0
$\begingroup$

How would you prove that for a connected graph with an even number of vertices and an odd number of edges, at least one of the vertices has an odd degree?

My first attempt at solving this has been to show that the smallest connected graph with an even number of vertices is a graph with 2 vertices and one edge connecting them. From here, to maintain a connected graph, even number of vertices and an odd number of edges we must add both the vertices and edges by even numbers, and when adding in even numbers the degree of a vertex will not change so it must be odd.

However, this does not seem strong, so could anyone inform me on how to start a proof by contradiction?

I understand the first line of the proof by contradiction would be to assume that every vertex has even degree, but where should I go from there?

Is this not a connected graph with an even number of vertices and an odd number of edges for which an Eulerian tour exists?

$\endgroup$
  • 1
    $\begingroup$ Yes, the graph you indicated in your edit is a good example of an Eulerian graph with an even number of vertices and an odd number of edges. $\endgroup$ – bof Nov 19 '14 at 1:48
  • $\begingroup$ For the question in the first sentence, not the question in the title: assume all the vertices have even degree, use the handshaking lemma, and check divisibility by $4$. $\endgroup$ – Rahul Nov 21 '14 at 17:24
1
$\begingroup$

The claim you want to prove is false -- you've given a counterexample to it yourself.

So the answer to "How would you prove ..." is: That is impossible to prove, because it is not true.

$\endgroup$

Your Answer

By clicking “Post Your Answer”, you agree to our terms of service, privacy policy and cookie policy

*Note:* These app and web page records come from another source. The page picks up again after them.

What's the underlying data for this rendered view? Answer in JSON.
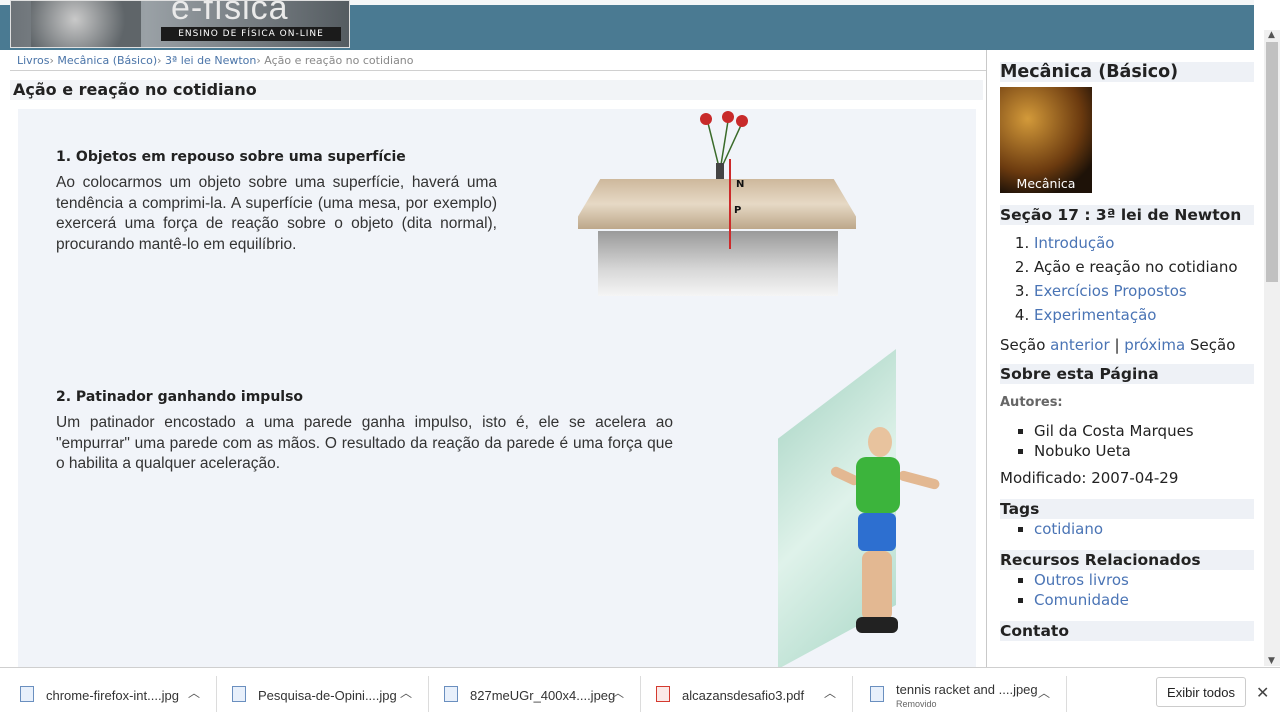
{
  "header": {
    "logo_title": "e-física",
    "logo_subtitle": "ENSINO DE FÍSICA ON-LINE"
  },
  "breadcrumb": [
    {
      "label": "Livros",
      "link": true
    },
    {
      "label": "Mecânica (Básico)",
      "link": true
    },
    {
      "label": "3ª lei de Newton",
      "link": true
    },
    {
      "label": "Ação e reação no cotidiano",
      "link": false
    }
  ],
  "page_title": "Ação e reação no cotidiano",
  "content": {
    "section1": {
      "title": "1. Objetos em repouso sobre uma superfície",
      "text": "Ao colocarmos um objeto sobre uma superfície, haverá uma tendência a comprimi-la. A superfície (uma mesa, por exemplo) exercerá uma força de reação sobre o objeto (dita normal), procurando mantê-lo em equilíbrio.",
      "label_n": "N",
      "label_p": "P"
    },
    "section2": {
      "title": "2. Patinador ganhando impulso",
      "text": "Um patinador encostado a uma parede ganha impulso, isto é, ele se acelera ao \"empurrar\" uma parede com as mãos. O resultado da reação da parede é uma força que o habilita a qualquer aceleração."
    }
  },
  "sidebar": {
    "book_title": "Mecânica (Básico)",
    "book_image_caption": "Mecânica",
    "section_heading": "Seção 17 : 3ª lei de Newton",
    "toc": [
      {
        "label": "Introdução",
        "link": true
      },
      {
        "label": "Ação e reação no cotidiano",
        "link": false
      },
      {
        "label": "Exercícios Propostos",
        "link": true
      },
      {
        "label": "Experimentação",
        "link": true
      }
    ],
    "nav_prefix": "Seção",
    "nav_prev": "anterior",
    "nav_sep": "|",
    "nav_next": "próxima",
    "nav_suffix": "Seção",
    "about_heading": "Sobre esta Página",
    "authors_label": "Autores:",
    "authors": [
      "Gil da Costa Marques",
      "Nobuko Ueta"
    ],
    "modified": "Modificado: 2007-04-29",
    "tags_heading": "Tags",
    "tags": [
      "cotidiano"
    ],
    "related_heading": "Recursos Relacionados",
    "related": [
      "Outros livros",
      "Comunidade"
    ],
    "contact_heading": "Contato"
  },
  "downloads": {
    "items": [
      {
        "name": "chrome-firefox-int....jpg",
        "type": "image",
        "sub": ""
      },
      {
        "name": "Pesquisa-de-Opini....jpg",
        "type": "image",
        "sub": ""
      },
      {
        "name": "827meUGr_400x4....jpeg",
        "type": "image",
        "sub": ""
      },
      {
        "name": "alcazansdesafio3.pdf",
        "type": "pdf",
        "sub": ""
      },
      {
        "name": "tennis racket and ....jpeg",
        "type": "image",
        "sub": "Removido"
      }
    ],
    "show_all": "Exibir todos",
    "close": "✕"
  },
  "colors": {
    "header_bg": "#4a7a92",
    "link": "#4a74b5",
    "content_bg": "#f1f4f9"
  }
}
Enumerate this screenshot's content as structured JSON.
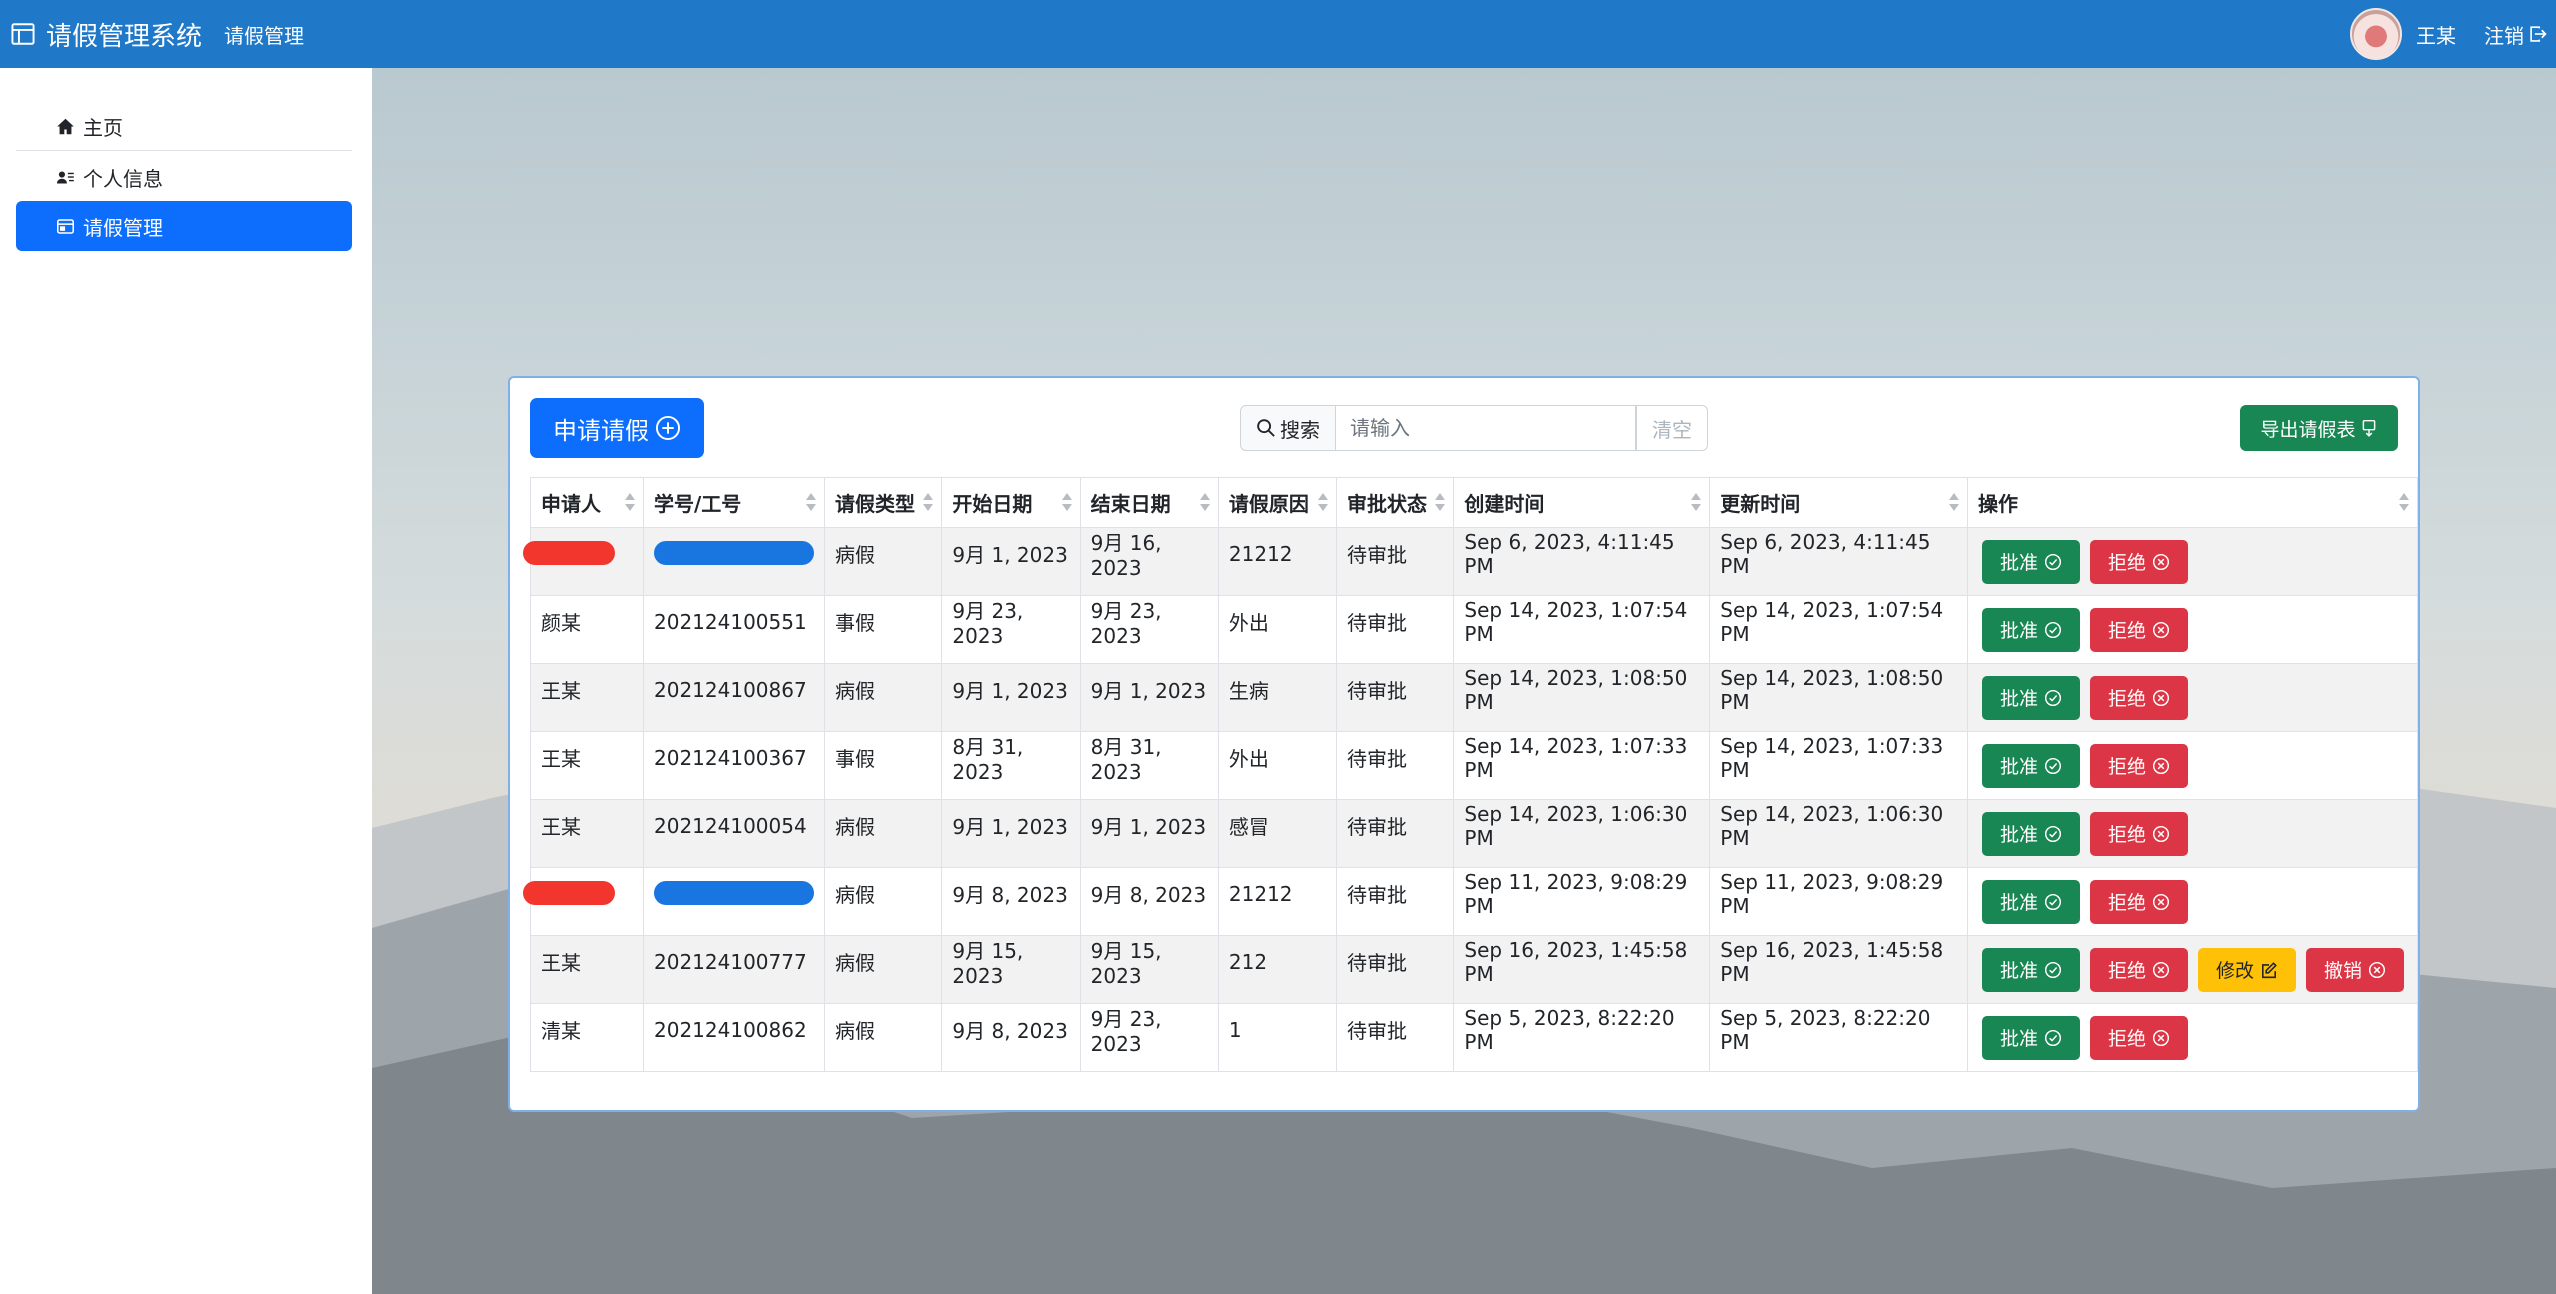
{
  "navbar": {
    "brand": "请假管理系统",
    "nav_link": "请假管理",
    "username": "王某",
    "logout": "注销"
  },
  "sidebar": {
    "items": [
      {
        "label": "主页",
        "icon": "home-icon"
      },
      {
        "label": "个人信息",
        "icon": "person-card-icon"
      },
      {
        "label": "请假管理",
        "icon": "calendar-card-icon",
        "active": true
      }
    ]
  },
  "toolbar": {
    "apply_label": "申请请假",
    "search_label": "搜索",
    "search_placeholder": "请输入",
    "clear_label": "清空",
    "export_label": "导出请假表"
  },
  "table": {
    "columns": [
      "申请人",
      "学号/工号",
      "请假类型",
      "开始日期",
      "结束日期",
      "请假原因",
      "审批状态",
      "创建时间",
      "更新时间",
      "操作"
    ],
    "rows": [
      {
        "name": "",
        "id": "",
        "type": "病假",
        "start": "9月 1, 2023",
        "end": "9月 16, 2023",
        "reason": "21212",
        "status": "待审批",
        "created": "Sep 6, 2023, 4:11:45 PM",
        "updated": "Sep 6, 2023, 4:11:45 PM",
        "redacted": true
      },
      {
        "name": "颜某",
        "id": "202124100551",
        "type": "事假",
        "start": "9月 23, 2023",
        "end": "9月 23, 2023",
        "reason": "外出",
        "status": "待审批",
        "created": "Sep 14, 2023, 1:07:54 PM",
        "updated": "Sep 14, 2023, 1:07:54 PM"
      },
      {
        "name": "王某",
        "id": "202124100867",
        "type": "病假",
        "start": "9月 1, 2023",
        "end": "9月 1, 2023",
        "reason": "生病",
        "status": "待审批",
        "created": "Sep 14, 2023, 1:08:50 PM",
        "updated": "Sep 14, 2023, 1:08:50 PM"
      },
      {
        "name": "王某",
        "id": "202124100367",
        "type": "事假",
        "start": "8月 31, 2023",
        "end": "8月 31, 2023",
        "reason": "外出",
        "status": "待审批",
        "created": "Sep 14, 2023, 1:07:33 PM",
        "updated": "Sep 14, 2023, 1:07:33 PM"
      },
      {
        "name": "王某",
        "id": "202124100054",
        "type": "病假",
        "start": "9月 1, 2023",
        "end": "9月 1, 2023",
        "reason": "感冒",
        "status": "待审批",
        "created": "Sep 14, 2023, 1:06:30 PM",
        "updated": "Sep 14, 2023, 1:06:30 PM"
      },
      {
        "name": "",
        "id": "",
        "type": "病假",
        "start": "9月 8, 2023",
        "end": "9月 8, 2023",
        "reason": "21212",
        "status": "待审批",
        "created": "Sep 11, 2023, 9:08:29 PM",
        "updated": "Sep 11, 2023, 9:08:29 PM",
        "redacted": true
      },
      {
        "name": "王某",
        "id": "202124100777",
        "type": "病假",
        "start": "9月 15, 2023",
        "end": "9月 15, 2023",
        "reason": "212",
        "status": "待审批",
        "created": "Sep 16, 2023, 1:45:58 PM",
        "updated": "Sep 16, 2023, 1:45:58 PM",
        "extra_actions": true
      },
      {
        "name": "清某",
        "id": "202124100862",
        "type": "病假",
        "start": "9月 8, 2023",
        "end": "9月 23, 2023",
        "reason": "1",
        "status": "待审批",
        "created": "Sep 5, 2023, 8:22:20 PM",
        "updated": "Sep 5, 2023, 8:22:20 PM"
      }
    ],
    "actions": {
      "approve": "批准",
      "reject": "拒绝",
      "edit": "修改",
      "cancel": "撤销"
    }
  },
  "colors": {
    "navbar": "#1f78c8",
    "primary": "#0d6efd",
    "success": "#198754",
    "danger": "#dc3545",
    "warning": "#ffc107"
  }
}
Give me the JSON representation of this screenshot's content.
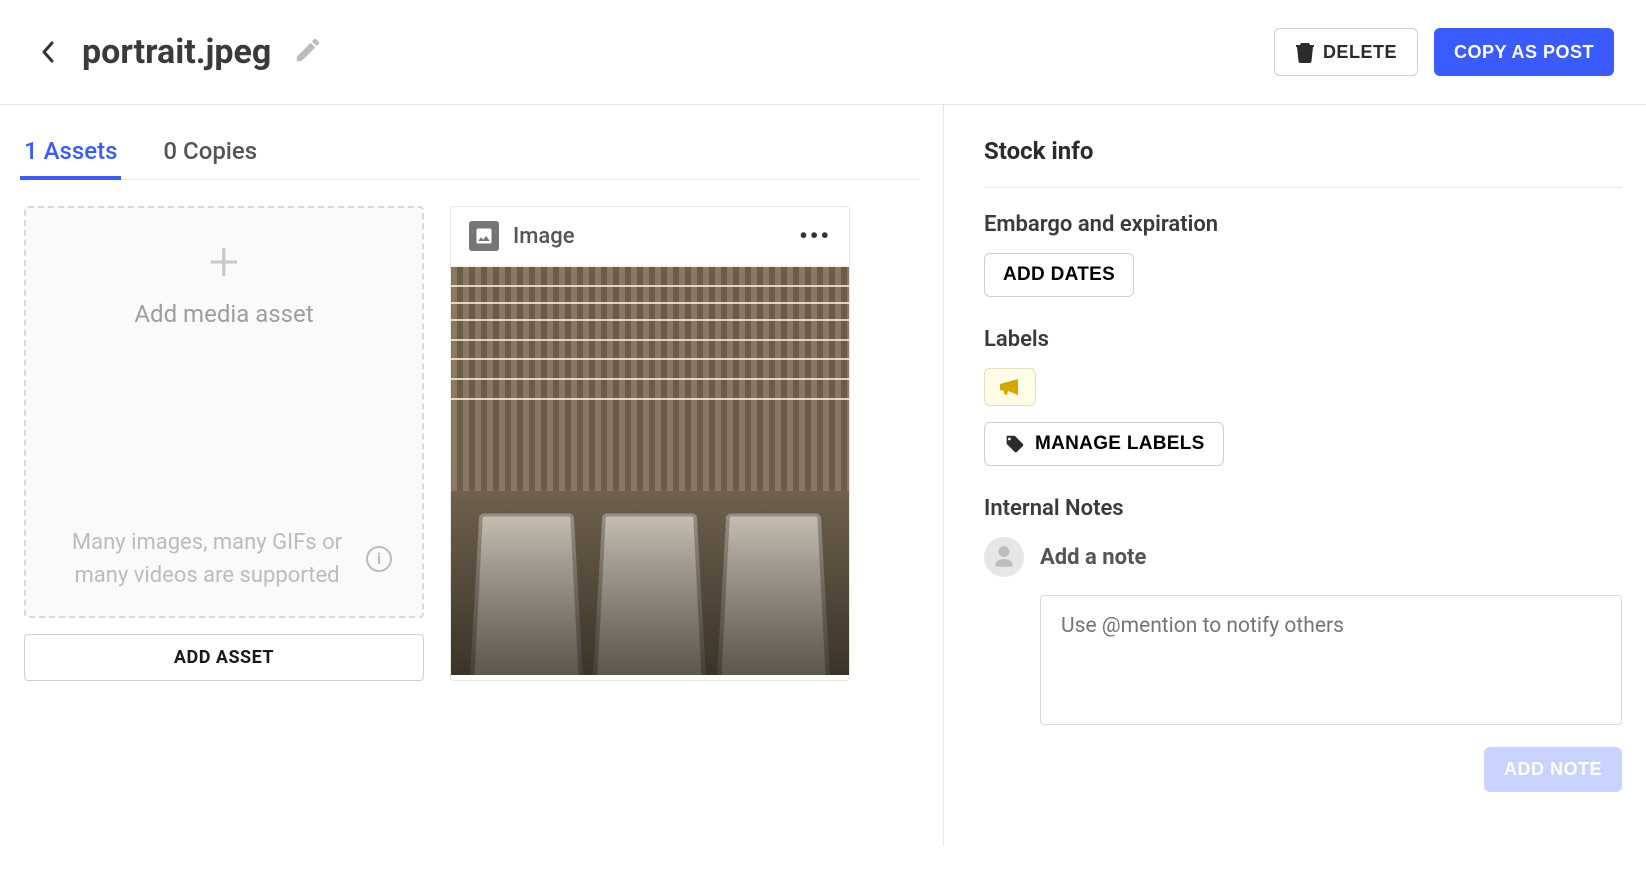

Not the answer you're looking for? Browse other questions tagged or ask your own question.